To the common question, “What did you do at XYZ internship?”, these young workers respond with a quick job description. Something to the tune, “The job entailed doing A,B,C”, after which there is silence and an expectation of the next question.
But is the question really answered? Absolutely not. Dear jobseeker, listing your job description in no way proves that you can actually do “A, B and C”, neither does it show that you actually excelled at doing “A, B and C”. And these are precisely the abilities employers are looking to gauge in that interview. Experience has much more to do with proven performance than a long list of internships undertaken and years served.
When I insist on understanding what was done at an internship, the applicant in question will normally bow his head and mumble, “I was not in a position to make things happen.” Therein lies the problem. Young jobseekers are captive to an unfortunate trio of misconceptions: that one should wait to be assigned tasks at the workplace; that all tasks are equal; and that the completion of a task constitutes results. The opposite is true.

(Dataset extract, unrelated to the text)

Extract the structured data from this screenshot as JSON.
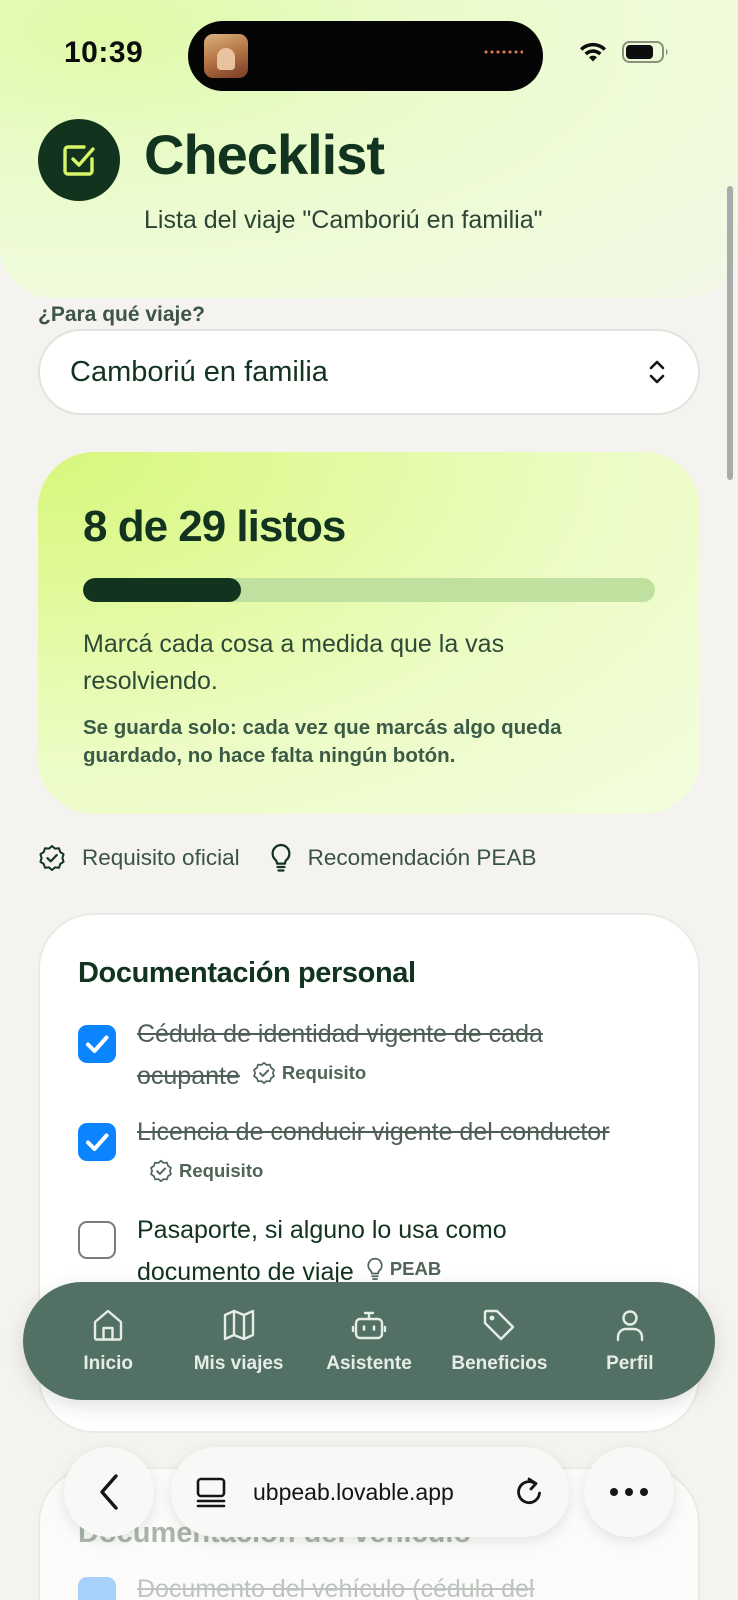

Those who are focused on building their CVs know that they must seek out and position themselves for the kinds of tasks that make for tangible results. They also know that results are only of interest if they are quantifiable and actually impact an organization. A potential employer looks at your CV as follow: you did XYZ and so what? Can you make any claim of having impacted the organization you worked for in a significant manner or were you just a body in the room, shifting paper from point A to point B?
Before you enlist for your next internship, first do some research into the kinds of opportunities that exist for you to shine at that organization. This is a legitimate question to ask–as politely as possible–towards the end of an interview. Do not take an internship where you are expected to provide free labor and stay out of the way.
Next, within the first week of the internship, once you have learnt the rules and workings of the organization, establish what tasks, gaps, business problems offer the best possibility of producing tangible, measurable results. Then establish what kind of attitude, comportment and skills you will need to exhibit in order to be entrusted with such tasks.
Every task assigned to you in those early days of the internship should be about winning this trust. You will also need to continually and tactfully express interest in the big tasks–through small reminders to your supervisor during friendly conversation or explicit proposals detailing the kind of results you could produce. Also, to get the big tasks/ assignments, you may need to volunteer for and excel at tasks no one else wishes to undertake. This is how you stand out and this is how you gain the experience your next employer will most certainly demand before considering you for a job.
To paraphrase Dr. Robert Schuller’s “Tough Times Don’t Last But Tough People Do”: understand what needs to be done; establish the cost of making it happen; then pay the cost and get it done. Let no one despise your youth, most of all yourself.
Makena Ringera is the lead trainer at Jobsmentor, a job search and job skills training firm targeting recent graduates and young professionals. Contact her at [email protected]